Charities that raise money after a disaster are often confronted by donors who are skeptical about how their donations will be spent.
As a result, groups that provide disaster relief need to take extra steps to be “transparent and accountable” during a crisis, says Bob Ottenhoff, chief executive of the Center for Disaster Philanthropy.
“Donors want to know why you’re raising money and what you’re going to do with it,” Mr. Ottenhoff said during a conference call Monday with Chronicle readers about disaster fundraising in the wake of Superstorm Sandy.
To assuage those concerns, Terry Axelrod, founder of the fundraising consulting company Benevon, advised nonprofits to be clear about where their work fits in with larger relief efforts.

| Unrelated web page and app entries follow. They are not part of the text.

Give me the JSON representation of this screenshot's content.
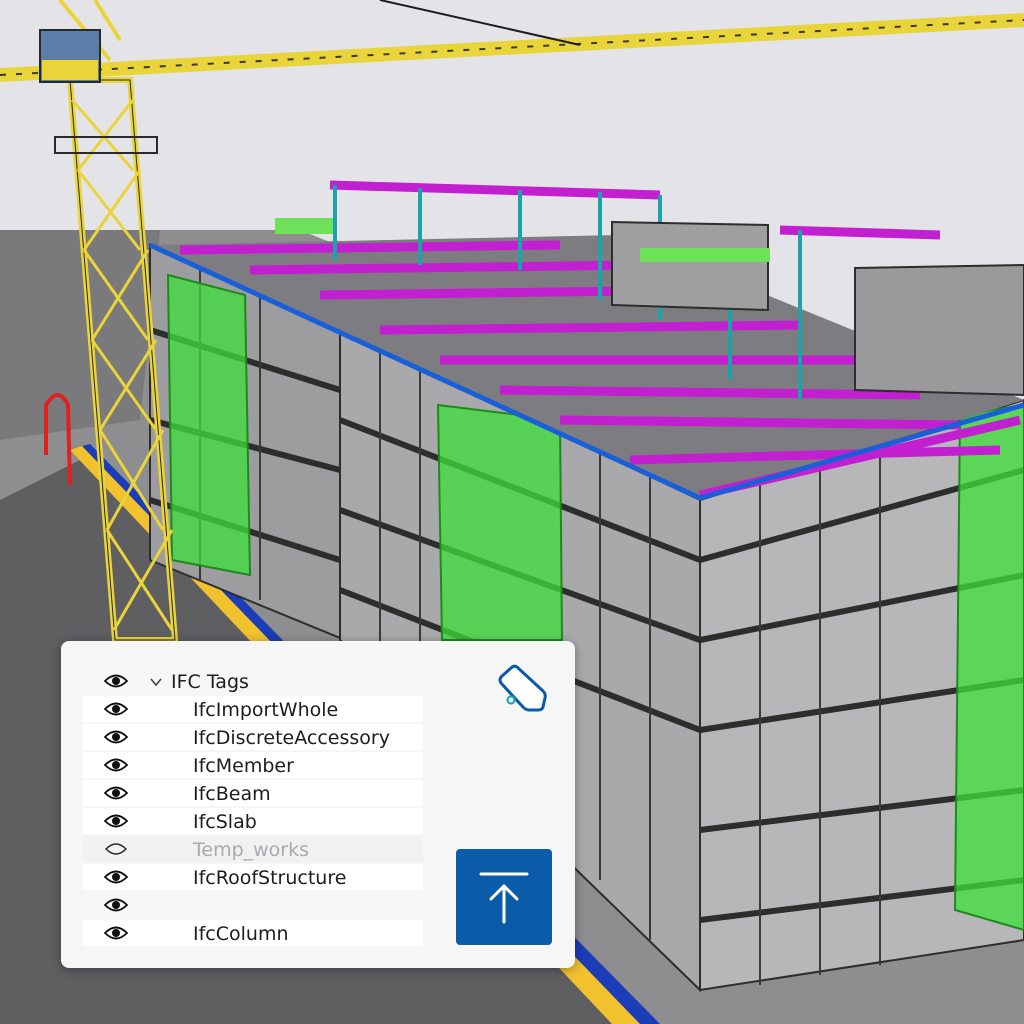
{
  "panel": {
    "header": {
      "label": "IFC Tags",
      "visible": true,
      "expanded": true
    },
    "items": [
      {
        "label": "IfcImportWhole",
        "visible": true
      },
      {
        "label": "IfcDiscreteAccessory",
        "visible": true
      },
      {
        "label": "IfcMember",
        "visible": true
      },
      {
        "label": "IfcBeam",
        "visible": true
      },
      {
        "label": "IfcSlab",
        "visible": true
      },
      {
        "label": "Temp_works",
        "visible": false
      },
      {
        "label": "IfcRoofStructure",
        "visible": true
      },
      {
        "label": "",
        "visible": true
      },
      {
        "label": "IfcColumn",
        "visible": true
      }
    ],
    "tag_icon": "tag-icon",
    "upload_icon": "upload-arrow-icon"
  },
  "colors": {
    "accent": "#0b5ca8",
    "beams": "#c21fd0",
    "stair_cores": "#3de03a",
    "crane": "#e9d43a",
    "scaffold": "#2d2d2d",
    "ground_stripe": "#f2c12e",
    "ground_edge": "#1b3db8"
  }
}
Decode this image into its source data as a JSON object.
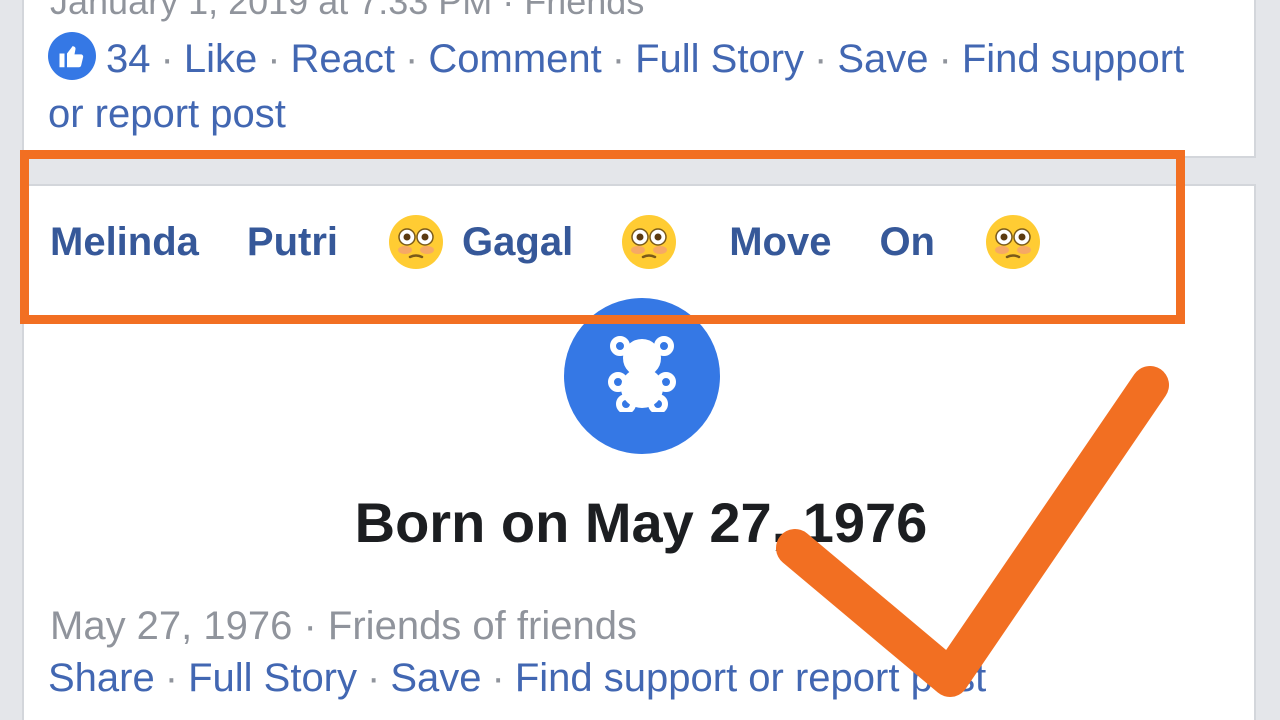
{
  "top_post": {
    "meta": "January 1, 2019 at 7:33 PM · Friends",
    "like_count": "34",
    "actions": [
      "Like",
      "React",
      "Comment",
      "Full Story",
      "Save",
      "Find support or report post"
    ],
    "separator": "·"
  },
  "name_row": {
    "words": [
      "Melinda",
      "Putri",
      "Gagal",
      "Move",
      "On"
    ],
    "emoji_name": "flushed-face-emoji"
  },
  "life_event": {
    "icon_name": "teddy-bear-icon",
    "title": "Born on May 27, 1976",
    "meta": "May 27, 1976 · Friends of friends",
    "actions": [
      "Share",
      "Full Story",
      "Save",
      "Find support or report post"
    ],
    "separator": "·"
  },
  "colors": {
    "link": "#4267b2",
    "name": "#365899",
    "muted": "#90949c",
    "brand_blue": "#3578e5",
    "annotation_orange": "#f26f22"
  }
}
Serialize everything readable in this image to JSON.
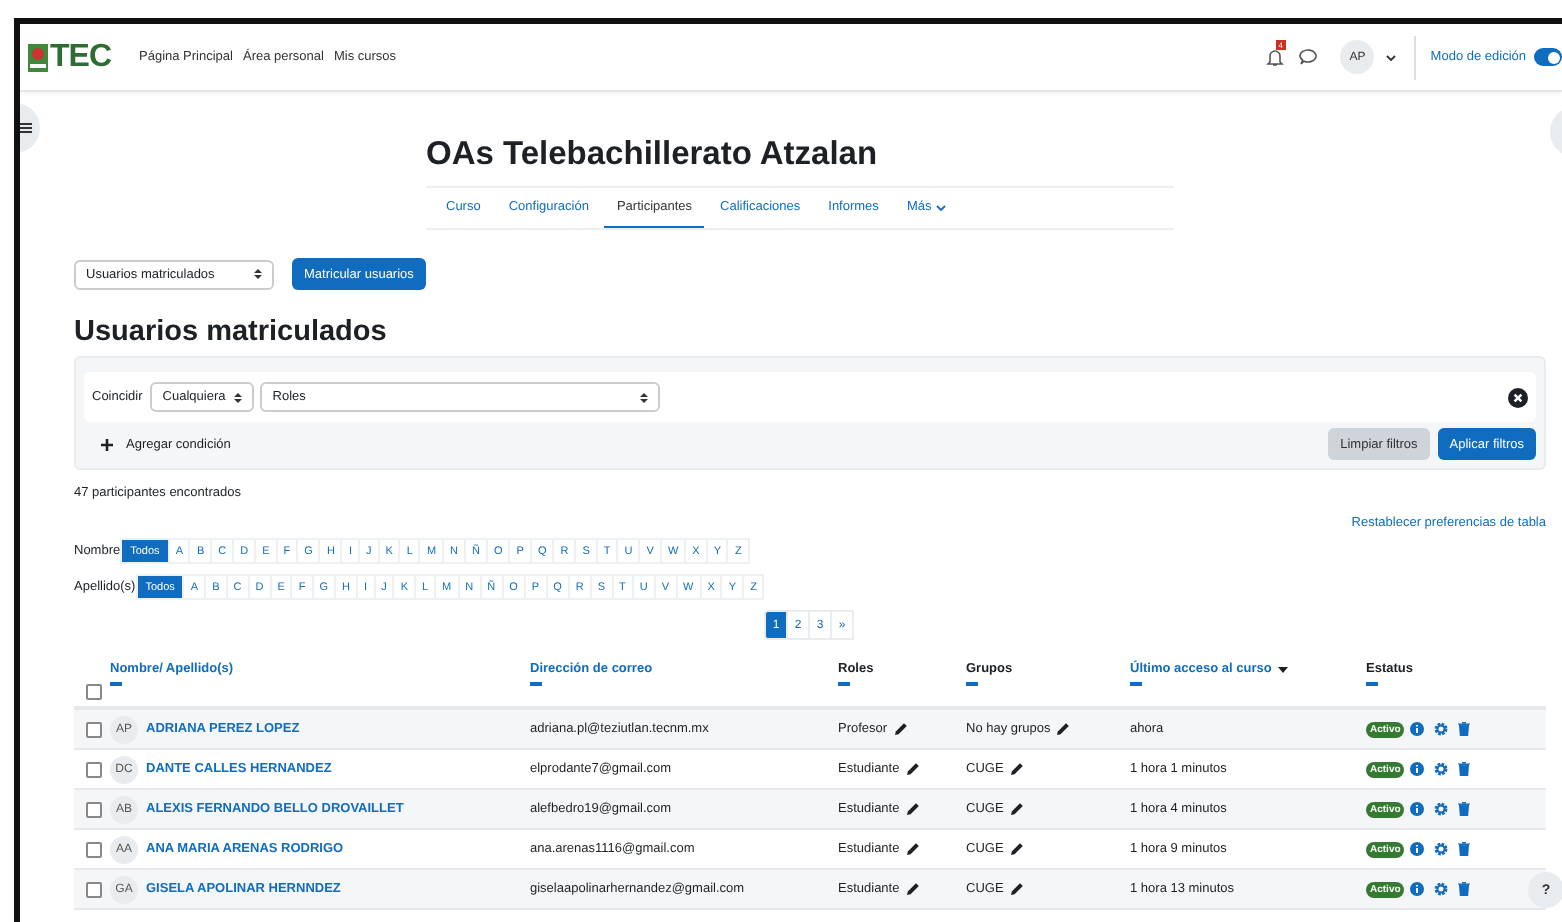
{
  "navbar": {
    "logo_text": "TEC",
    "links": [
      "Página Principal",
      "Área personal",
      "Mis cursos"
    ],
    "notification_count": "4",
    "avatar_initials": "AP",
    "edit_mode_label": "Modo de edición",
    "edit_mode_on": true
  },
  "course": {
    "title": "OAs Telebachillerato Atzalan",
    "tabs": [
      {
        "label": "Curso",
        "selected": false
      },
      {
        "label": "Configuración",
        "selected": false
      },
      {
        "label": "Participantes",
        "selected": true
      },
      {
        "label": "Calificaciones",
        "selected": false
      },
      {
        "label": "Informes",
        "selected": false
      },
      {
        "label": "Más",
        "selected": false
      }
    ]
  },
  "enrol_select": "Usuarios matriculados",
  "enrol_button": "Matricular usuarios",
  "heading": "Usuarios matriculados",
  "filter": {
    "match_label": "Coincidir",
    "match_value": "Cualquiera",
    "type_value": "Roles",
    "add_condition": "Agregar condición",
    "clear_button": "Limpiar filtros",
    "apply_button": "Aplicar filtros"
  },
  "found_text": "47 participantes encontrados",
  "reset_link": "Restablecer preferencias de tabla",
  "initials_bars": [
    {
      "label": "Nombre",
      "options": [
        {
          "label": "Todos",
          "selected": true
        },
        {
          "label": "A",
          "selected": false
        },
        {
          "label": "B",
          "selected": false
        },
        {
          "label": "C",
          "selected": false
        },
        {
          "label": "D",
          "selected": false
        },
        {
          "label": "E",
          "selected": false
        },
        {
          "label": "F",
          "selected": false
        },
        {
          "label": "G",
          "selected": false
        },
        {
          "label": "H",
          "selected": false
        },
        {
          "label": "I",
          "selected": false
        },
        {
          "label": "J",
          "selected": false
        },
        {
          "label": "K",
          "selected": false
        },
        {
          "label": "L",
          "selected": false
        },
        {
          "label": "M",
          "selected": false
        },
        {
          "label": "N",
          "selected": false
        },
        {
          "label": "Ñ",
          "selected": false
        },
        {
          "label": "O",
          "selected": false
        },
        {
          "label": "P",
          "selected": false
        },
        {
          "label": "Q",
          "selected": false
        },
        {
          "label": "R",
          "selected": false
        },
        {
          "label": "S",
          "selected": false
        },
        {
          "label": "T",
          "selected": false
        },
        {
          "label": "U",
          "selected": false
        },
        {
          "label": "V",
          "selected": false
        },
        {
          "label": "W",
          "selected": false
        },
        {
          "label": "X",
          "selected": false
        },
        {
          "label": "Y",
          "selected": false
        },
        {
          "label": "Z",
          "selected": false
        }
      ]
    },
    {
      "label": "Apellido(s)",
      "options": [
        {
          "label": "Todos",
          "selected": true
        },
        {
          "label": "A",
          "selected": false
        },
        {
          "label": "B",
          "selected": false
        },
        {
          "label": "C",
          "selected": false
        },
        {
          "label": "D",
          "selected": false
        },
        {
          "label": "E",
          "selected": false
        },
        {
          "label": "F",
          "selected": false
        },
        {
          "label": "G",
          "selected": false
        },
        {
          "label": "H",
          "selected": false
        },
        {
          "label": "I",
          "selected": false
        },
        {
          "label": "J",
          "selected": false
        },
        {
          "label": "K",
          "selected": false
        },
        {
          "label": "L",
          "selected": false
        },
        {
          "label": "M",
          "selected": false
        },
        {
          "label": "N",
          "selected": false
        },
        {
          "label": "Ñ",
          "selected": false
        },
        {
          "label": "O",
          "selected": false
        },
        {
          "label": "P",
          "selected": false
        },
        {
          "label": "Q",
          "selected": false
        },
        {
          "label": "R",
          "selected": false
        },
        {
          "label": "S",
          "selected": false
        },
        {
          "label": "T",
          "selected": false
        },
        {
          "label": "U",
          "selected": false
        },
        {
          "label": "V",
          "selected": false
        },
        {
          "label": "W",
          "selected": false
        },
        {
          "label": "X",
          "selected": false
        },
        {
          "label": "Y",
          "selected": false
        },
        {
          "label": "Z",
          "selected": false
        }
      ]
    }
  ],
  "pagination": [
    {
      "label": "1",
      "selected": true
    },
    {
      "label": "2",
      "selected": false
    },
    {
      "label": "3",
      "selected": false
    },
    {
      "label": "»",
      "selected": false
    }
  ],
  "table": {
    "select_all_checked": false,
    "columns": [
      {
        "label": "Nombre",
        "separator": "/",
        "label2": "Apellido(s)",
        "sorted": false
      },
      {
        "label": "Dirección de correo",
        "sorted": false
      },
      {
        "label": "Roles",
        "sorted": false
      },
      {
        "label": "Grupos",
        "sorted": false
      },
      {
        "label": "Último acceso al curso",
        "sorted": true
      },
      {
        "label": "Estatus",
        "sorted": false
      }
    ],
    "rows": [
      {
        "checked": false,
        "initials": "AP",
        "name": "ADRIANA PEREZ LOPEZ",
        "email": "adriana.pl@teziutlan.tecnm.mx",
        "role": "Profesor",
        "group": "No hay grupos",
        "last_access": "ahora",
        "status": "Activo"
      },
      {
        "checked": false,
        "initials": "DC",
        "name": "DANTE CALLES HERNANDEZ",
        "email": "elprodante7@gmail.com",
        "role": "Estudiante",
        "group": "CUGE",
        "last_access": "1 hora 1 minutos",
        "status": "Activo"
      },
      {
        "checked": false,
        "initials": "AB",
        "name": "ALEXIS FERNANDO BELLO DROVAILLET",
        "email": "alefbedro19@gmail.com",
        "role": "Estudiante",
        "group": "CUGE",
        "last_access": "1 hora 4 minutos",
        "status": "Activo"
      },
      {
        "checked": false,
        "initials": "AA",
        "name": "ANA MARIA ARENAS RODRIGO",
        "email": "ana.arenas1116@gmail.com",
        "role": "Estudiante",
        "group": "CUGE",
        "last_access": "1 hora 9 minutos",
        "status": "Activo"
      },
      {
        "checked": false,
        "initials": "GA",
        "name": "GISELA APOLINAR HERNNDEZ",
        "email": "giselaapolinarhernandez@gmail.com",
        "role": "Estudiante",
        "group": "CUGE",
        "last_access": "1 hora 13 minutos",
        "status": "Activo"
      }
    ]
  },
  "help_button": "?"
}
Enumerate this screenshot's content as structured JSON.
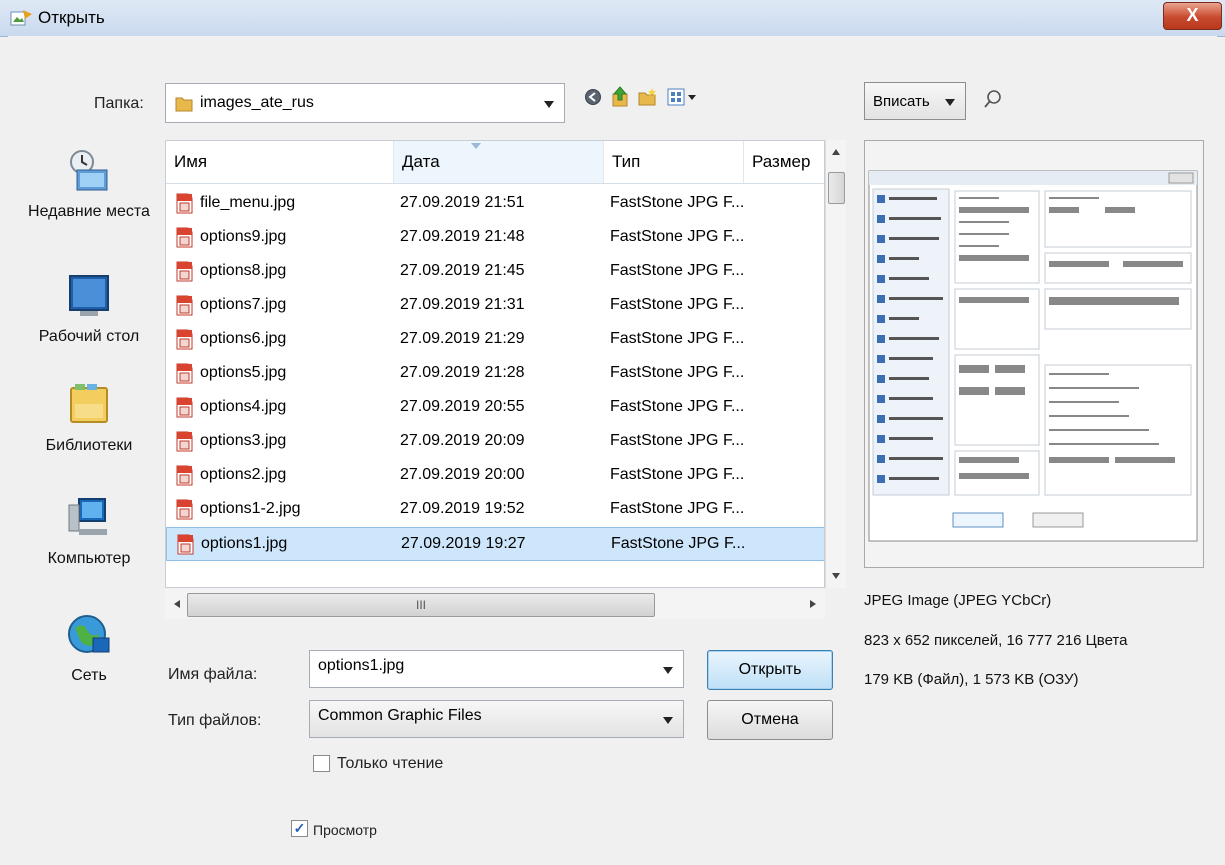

For groups that provide direct relief, Ms. Axelrod recommends sharing personal stories, providing nightly e-mail updates, and asking frequently for the help that is most needed.
For those with missions unrelated to disaster relief, the experts advise groups to avoid sending appeals to donors in the hardest-hit areas immediately after a disaster and to adjust language in holiday fundraising messages to acknowledge the disaster and its aftermath.
To hear more tips for handling your holiday fundraising after the disaster, listen to the entire discussion below.